Inflation Highs

WoodGrain has also had a tough time getting its hands on product, and the cost of the goods they can find are skyrocketing. For the last few years, the bagel shop has sourced all its takeout boxes from a supplier in Boulder called Tundra. But suddenly, Tundra is having problems getting fiberboard. 

“What was costing us $29 or $30 for a case of takeout boxes, suddenly went to $45,” Bowen says. “When they run out, we’ll try to get it from Costco, and if we can’t get it there, then we’ll go to Amazon.” Bowen is constantly jumping from place to place looking for the best deals on all the products WoodGrain needs. 

Bowen says dairy prices have shot up 80% in the last year, and meat prices have increased significantly as well. “A lot of this is due to labor shortage and a lot is due to shipping and trucking,” Bowen says, underscoring the complexity and interconnectedness of these supply chain issues. 

Motomaki has also faced rising costs of goods. The market price for most fish they serve recently increased by about 5 to 10%. However, the highest increase in cost has come from hamachi, a yellowtail jack fish that often comes from Indonesia or off the coasts of Japan. “Hamachi went from being about $10 a pound to … about $20 a pound,” Sotillo says. 

As a result, Motomaki has had to increase the price of their food, too. Customers can expect to pay anywhere from 25 cents to 75 cents more per bowl or roll. 

“This is unique,” Bowen says of the price hikes. “We’ve never seen this kind of inflation before, so it’s kind of unknown territory for us.” 

Annual inflation hit 6.8% last month, marking the highest rate the U.S. has seen since 1982. Supply chain backlogs play a large role in this phenomenon. The BLS reports that food and beverages have seen an inflation rate of 6.1% in the last year. Meanwhile, the energy sector has risen a whopping 33.3% over the same period, with some commodities such as fuel and gasoline topping out at rates over 50%.

Why are we seeing inflation skyrocket now, 21 months after the beginning of Covid-related lockdowns? Put simply, as people emerge from the initial shock and fear of the pandemic, demand for goods has returned, but the ability of the supply chain to meet that demand hasn’t. 

Looking Ahead

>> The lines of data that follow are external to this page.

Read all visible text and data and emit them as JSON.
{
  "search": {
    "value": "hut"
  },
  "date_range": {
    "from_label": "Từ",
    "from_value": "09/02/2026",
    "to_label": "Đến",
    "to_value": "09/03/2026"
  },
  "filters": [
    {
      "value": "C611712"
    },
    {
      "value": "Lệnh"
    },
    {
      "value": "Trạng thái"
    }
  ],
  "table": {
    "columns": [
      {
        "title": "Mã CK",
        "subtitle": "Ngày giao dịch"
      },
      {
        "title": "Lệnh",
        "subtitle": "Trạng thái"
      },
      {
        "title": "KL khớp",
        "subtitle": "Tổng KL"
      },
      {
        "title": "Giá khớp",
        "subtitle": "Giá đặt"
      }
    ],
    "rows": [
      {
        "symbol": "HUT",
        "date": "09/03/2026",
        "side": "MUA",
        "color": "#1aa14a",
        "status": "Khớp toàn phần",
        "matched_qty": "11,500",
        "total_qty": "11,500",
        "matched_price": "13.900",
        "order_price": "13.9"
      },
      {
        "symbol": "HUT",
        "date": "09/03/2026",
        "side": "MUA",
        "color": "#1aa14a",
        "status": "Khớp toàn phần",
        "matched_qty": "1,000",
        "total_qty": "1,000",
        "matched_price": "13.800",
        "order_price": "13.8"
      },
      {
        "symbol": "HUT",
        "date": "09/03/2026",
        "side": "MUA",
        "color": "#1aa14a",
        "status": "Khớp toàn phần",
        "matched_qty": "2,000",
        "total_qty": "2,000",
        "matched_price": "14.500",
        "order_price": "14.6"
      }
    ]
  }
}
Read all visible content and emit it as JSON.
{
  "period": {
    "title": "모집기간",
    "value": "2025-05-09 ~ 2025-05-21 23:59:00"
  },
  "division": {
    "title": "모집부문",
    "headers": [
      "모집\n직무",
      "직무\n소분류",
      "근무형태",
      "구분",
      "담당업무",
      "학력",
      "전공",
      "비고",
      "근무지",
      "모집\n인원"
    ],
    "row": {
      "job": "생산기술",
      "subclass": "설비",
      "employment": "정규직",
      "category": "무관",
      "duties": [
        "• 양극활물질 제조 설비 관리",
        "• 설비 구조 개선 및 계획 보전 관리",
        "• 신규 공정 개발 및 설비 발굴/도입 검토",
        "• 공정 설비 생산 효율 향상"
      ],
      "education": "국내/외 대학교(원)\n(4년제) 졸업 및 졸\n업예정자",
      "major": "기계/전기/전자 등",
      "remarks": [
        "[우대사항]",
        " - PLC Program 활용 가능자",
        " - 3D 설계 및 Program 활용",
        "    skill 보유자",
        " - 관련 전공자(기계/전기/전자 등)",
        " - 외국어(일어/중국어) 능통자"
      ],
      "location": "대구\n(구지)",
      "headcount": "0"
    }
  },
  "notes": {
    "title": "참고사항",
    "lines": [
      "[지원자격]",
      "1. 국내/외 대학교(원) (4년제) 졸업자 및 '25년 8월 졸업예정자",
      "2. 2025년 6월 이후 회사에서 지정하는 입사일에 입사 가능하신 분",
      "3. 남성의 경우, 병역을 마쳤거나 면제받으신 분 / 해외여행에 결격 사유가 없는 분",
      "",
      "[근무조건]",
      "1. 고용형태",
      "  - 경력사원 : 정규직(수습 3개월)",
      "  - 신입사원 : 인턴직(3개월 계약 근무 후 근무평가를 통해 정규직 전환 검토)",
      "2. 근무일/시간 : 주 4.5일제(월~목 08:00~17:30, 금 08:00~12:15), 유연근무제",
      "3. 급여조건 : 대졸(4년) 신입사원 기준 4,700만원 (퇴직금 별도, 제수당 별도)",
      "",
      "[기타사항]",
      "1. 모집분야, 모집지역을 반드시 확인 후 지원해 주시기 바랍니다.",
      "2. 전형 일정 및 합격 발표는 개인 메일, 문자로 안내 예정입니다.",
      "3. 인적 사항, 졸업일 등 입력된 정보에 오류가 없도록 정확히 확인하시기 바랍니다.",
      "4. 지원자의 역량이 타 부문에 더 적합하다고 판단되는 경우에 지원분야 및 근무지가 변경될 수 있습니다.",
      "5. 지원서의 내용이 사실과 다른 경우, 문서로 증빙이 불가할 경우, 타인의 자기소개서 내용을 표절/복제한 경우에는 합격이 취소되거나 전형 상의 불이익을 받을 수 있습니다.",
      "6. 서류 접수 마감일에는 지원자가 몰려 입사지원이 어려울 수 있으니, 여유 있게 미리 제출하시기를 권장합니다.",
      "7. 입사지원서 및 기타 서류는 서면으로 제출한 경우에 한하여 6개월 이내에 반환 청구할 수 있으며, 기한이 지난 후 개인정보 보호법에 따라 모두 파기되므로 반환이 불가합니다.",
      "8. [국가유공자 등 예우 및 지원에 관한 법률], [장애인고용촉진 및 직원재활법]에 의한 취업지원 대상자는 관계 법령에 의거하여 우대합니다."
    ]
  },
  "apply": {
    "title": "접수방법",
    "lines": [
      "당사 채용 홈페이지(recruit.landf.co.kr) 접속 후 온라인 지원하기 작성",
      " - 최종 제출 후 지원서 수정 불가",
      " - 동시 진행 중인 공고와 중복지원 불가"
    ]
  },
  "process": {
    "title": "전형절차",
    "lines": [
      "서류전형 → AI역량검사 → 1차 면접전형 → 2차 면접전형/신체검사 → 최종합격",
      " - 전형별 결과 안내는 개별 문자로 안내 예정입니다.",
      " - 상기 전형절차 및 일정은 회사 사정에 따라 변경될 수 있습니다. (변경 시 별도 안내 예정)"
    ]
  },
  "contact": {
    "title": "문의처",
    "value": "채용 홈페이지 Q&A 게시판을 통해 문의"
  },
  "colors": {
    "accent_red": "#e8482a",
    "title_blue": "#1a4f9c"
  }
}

Even though both Motomaki and WoodGrain have raised prices, neither business has seen a significant drop in sales. Some customers complain, but otherwise business seems to be going well. Motomaki, which relies heavily on business from the CU Boulder community, even saw its best month of business in August. 

Even so, the price increases are a temporary Band-Aid on a much larger problem. Bowen says the 6.5% service fee does not nearly cover the rising costs of WoodGrain’s products and labor. But he recognizes that passing along even more of the added costs to customers isn’t a viable business strategy. 

“The 6.5% is a much smaller amount than we’d actually like to go, but it’s kind of an emergency relief for us,” Bowen says. While WoodGrain did receive federal benefits in 2020 through the Paycheck Protection Program and payroll tax credits, the business hasn’t had any additional government help since last year. 

As for what the future holds, Sotillo feels optimistic about the supply chain but is uncertain about the labor market. When it comes to products coming in on time, he thinks things will be back to normal by this time next year. “As far as employees,” he says, “I honestly have no idea if that’s going to get better or not.” 

Emphasizing the inextricable connection between employees and the supply chain,

Macaluso sees the situation differently. He says if the workforce doesn’t return to its original capacity, then the steady supply of goods won’t be returning any time soon either. “Which probably means inflation is here for — your guess is as good as mine — but I would guess one to three years.” 

Based on Macaluso’s assessment, it’s too soon to know when the notices will come down at WoodGrain Bagel & Deli. But in the meantime, these challenges underscore the complexities that go into putting a quick-serve breakfast on customers’ plates. That seemingly simple bagel and schmear represents a complicated web of labor, materials and pricing strategy. Maybe it’s a supply chain miracle to even have arrived at all.